Clerkley says the state worker was rude to her and blamed her for being dropped from Medicaid. She asked if there were “bugs in my house” before she set up an appointment.
By Tuesday, an apologetic supervisor called. Proudie was there again. So were Clerkley’s granddaughter, Gabrielle White, and I. Clerkley put the call on speaker phone. The polite man was apologetic for everything that had happened to Clerkley. He and a case worker will be coming by next week. As of now, Clerkley is back on the state health insurance program.
For Proudie, helping to get people back on MO HealthNet has become a full-time job.
A lot of the people in her House district — in Ferguson, Normandy, Kinloch, Berkeley — are living in poverty or are seniors on fixed incomes.
In the past few weeks she’s helped children get back on Medicaid after their parents found out when they went for school immunizations that they weren’t covered. She’s helped a double-amputee get his coverage back, as well as seniors like Clerkley.

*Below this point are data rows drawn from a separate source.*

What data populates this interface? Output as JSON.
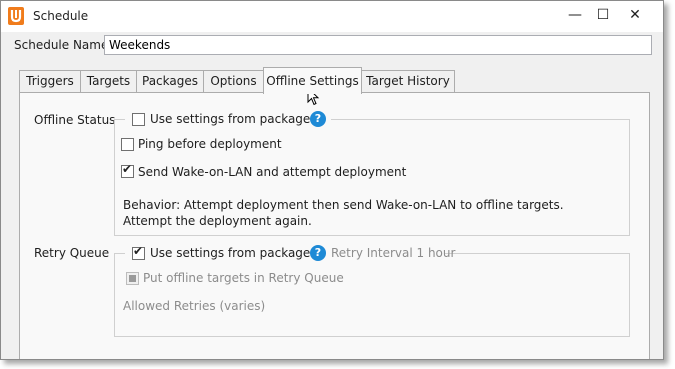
{
  "window": {
    "title": "Schedule",
    "controls": {
      "minimize": "—",
      "maximize": "☐",
      "close": "✕"
    }
  },
  "schedule_name": {
    "label": "Schedule Name",
    "value": "Weekends"
  },
  "tabs": [
    {
      "label": "Triggers",
      "active": false
    },
    {
      "label": "Targets",
      "active": false
    },
    {
      "label": "Packages",
      "active": false
    },
    {
      "label": "Options",
      "active": false
    },
    {
      "label": "Offline Settings",
      "active": true
    },
    {
      "label": "Target History",
      "active": false
    }
  ],
  "offline_status": {
    "label": "Offline Status",
    "use_package_settings": {
      "label": "Use settings from package(s)",
      "checked": false
    },
    "ping_before_deployment": {
      "label": "Ping before deployment",
      "checked": false
    },
    "send_wol": {
      "label": "Send Wake-on-LAN and attempt deployment",
      "checked": true
    },
    "behavior": "Behavior: Attempt deployment then send Wake-on-LAN to offline targets. Attempt the deployment again."
  },
  "retry_queue": {
    "label": "Retry Queue",
    "use_package_settings": {
      "label": "Use settings from package(s)",
      "checked": true
    },
    "retry_interval": "Retry Interval  1 hour",
    "put_offline_in_queue": {
      "label": "Put offline targets in Retry Queue",
      "checked": true,
      "disabled": true
    },
    "allowed_retries": "Allowed Retries  (varies)"
  },
  "icons": {
    "help": "?"
  },
  "colors": {
    "help_blue": "#1e8ad6",
    "app_icon_orange": "#f07c1c"
  }
}
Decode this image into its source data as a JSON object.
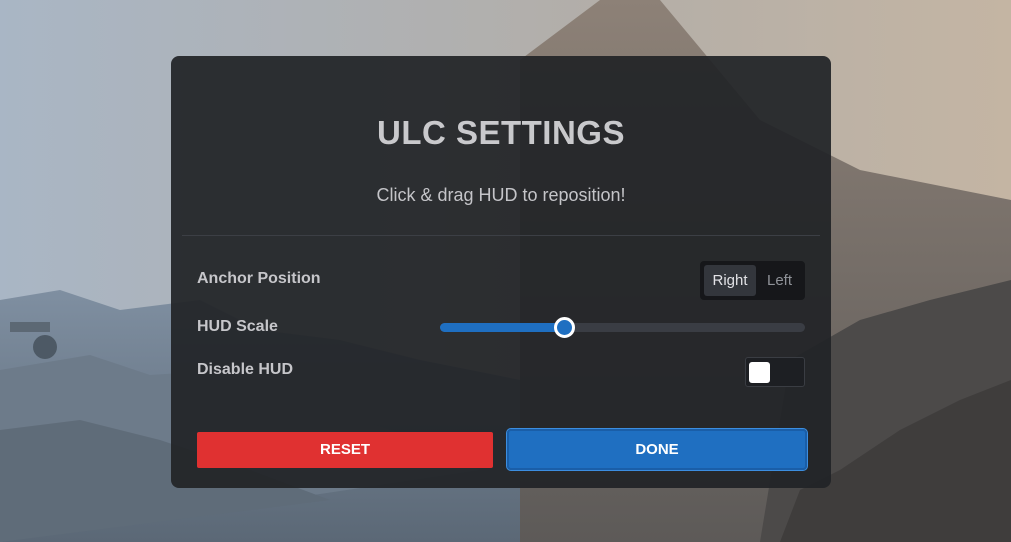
{
  "panel": {
    "title": "ULC SETTINGS",
    "subtitle": "Click & drag HUD to reposition!"
  },
  "anchor_position": {
    "label": "Anchor Position",
    "options": [
      "Right",
      "Left"
    ],
    "selected": "Right"
  },
  "hud_scale": {
    "label": "HUD Scale",
    "value_fraction": 0.34
  },
  "disable_hud": {
    "label": "Disable HUD",
    "enabled": false
  },
  "buttons": {
    "reset_label": "RESET",
    "done_label": "DONE"
  },
  "colors": {
    "accent": "#1f6fc1",
    "danger": "#e03131",
    "panel_bg": "#212327"
  }
}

Everybody who has sought her help after being dropped from MO HealthNet, Proudie says, had improperly lost their coverage.
But not everybody has a state representative to help them, nor an advocate like Legal Services of Eastern Missouri. Some people who lose their insurance don’t even know they don’t have it anymore.

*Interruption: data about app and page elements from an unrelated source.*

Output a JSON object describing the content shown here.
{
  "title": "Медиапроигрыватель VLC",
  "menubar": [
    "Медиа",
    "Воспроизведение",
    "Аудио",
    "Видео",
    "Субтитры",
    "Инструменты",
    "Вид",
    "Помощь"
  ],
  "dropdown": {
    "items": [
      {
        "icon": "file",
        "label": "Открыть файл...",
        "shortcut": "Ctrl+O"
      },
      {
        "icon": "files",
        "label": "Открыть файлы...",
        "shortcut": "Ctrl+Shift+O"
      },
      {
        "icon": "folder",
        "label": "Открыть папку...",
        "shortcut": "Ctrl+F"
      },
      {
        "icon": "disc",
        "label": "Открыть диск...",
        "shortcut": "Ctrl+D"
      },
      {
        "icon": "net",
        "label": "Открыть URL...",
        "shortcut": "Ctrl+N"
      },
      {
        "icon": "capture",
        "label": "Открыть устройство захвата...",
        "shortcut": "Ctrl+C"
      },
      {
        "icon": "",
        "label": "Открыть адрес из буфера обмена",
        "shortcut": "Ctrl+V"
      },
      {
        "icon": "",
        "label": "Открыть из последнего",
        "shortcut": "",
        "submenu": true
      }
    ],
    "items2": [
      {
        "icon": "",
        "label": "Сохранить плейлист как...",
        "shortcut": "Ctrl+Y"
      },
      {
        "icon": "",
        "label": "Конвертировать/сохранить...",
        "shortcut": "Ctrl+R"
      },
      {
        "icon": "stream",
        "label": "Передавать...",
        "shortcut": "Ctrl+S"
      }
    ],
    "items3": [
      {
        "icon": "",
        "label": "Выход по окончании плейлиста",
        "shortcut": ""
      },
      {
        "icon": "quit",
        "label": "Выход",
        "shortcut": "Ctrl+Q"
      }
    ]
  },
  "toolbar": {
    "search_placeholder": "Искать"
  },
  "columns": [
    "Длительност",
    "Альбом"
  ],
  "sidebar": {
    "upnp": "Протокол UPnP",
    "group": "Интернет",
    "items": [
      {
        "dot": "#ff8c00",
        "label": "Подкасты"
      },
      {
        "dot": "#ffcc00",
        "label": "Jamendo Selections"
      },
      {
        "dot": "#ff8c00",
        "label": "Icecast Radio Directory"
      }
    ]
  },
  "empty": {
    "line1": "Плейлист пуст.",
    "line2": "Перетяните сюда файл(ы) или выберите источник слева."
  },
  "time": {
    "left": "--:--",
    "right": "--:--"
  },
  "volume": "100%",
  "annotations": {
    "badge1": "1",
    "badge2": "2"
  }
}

Clerkley’s experience is like so many others: She couldn’t get anybody on the phone, and when she did, she couldn’t navigate the system to get answers.
“Their tone changed when they heard I was Rep. Raychel Proudie,” says the state representative who called on behalf of her constituent. “In 20 minutes we got all of the answers she had been trying to get for weeks.”
Democrats have asked Parson to call a special session on the Medicaid crisis, but he called one instead to help rural used-car dealers obtain an additional tax credit when they sell more than one car at a time.
Back when she was working, Clerkley was a nurse at the Veterans Affairs hospital, doing the backbreaking work of taking care of veterans who often didn’t have much mobility.
You can’t do that job, she says, if you don’t care about people.
She suggests the state needs to keep that in mind as it manages the health care for seniors, disabled Missourians and children whose lives depend upon it.
“Respect is respect. You don’t talk to people like that. You watch your tongue,” Clerkley says. “No one should be made to feel bad because they can’t get services. It’s not right. It brings tears to my eyes.”
Clerkley didn’t get her cataract surgery last week.
Even though she and Proudie were told the insurance was back in place, when it originally got canceled, so, too, did the ride to the eye doctor provided by Medicaid. The ride was not rescheduled.
This is what happens when you take health care away from people who need it.
The crisis continues.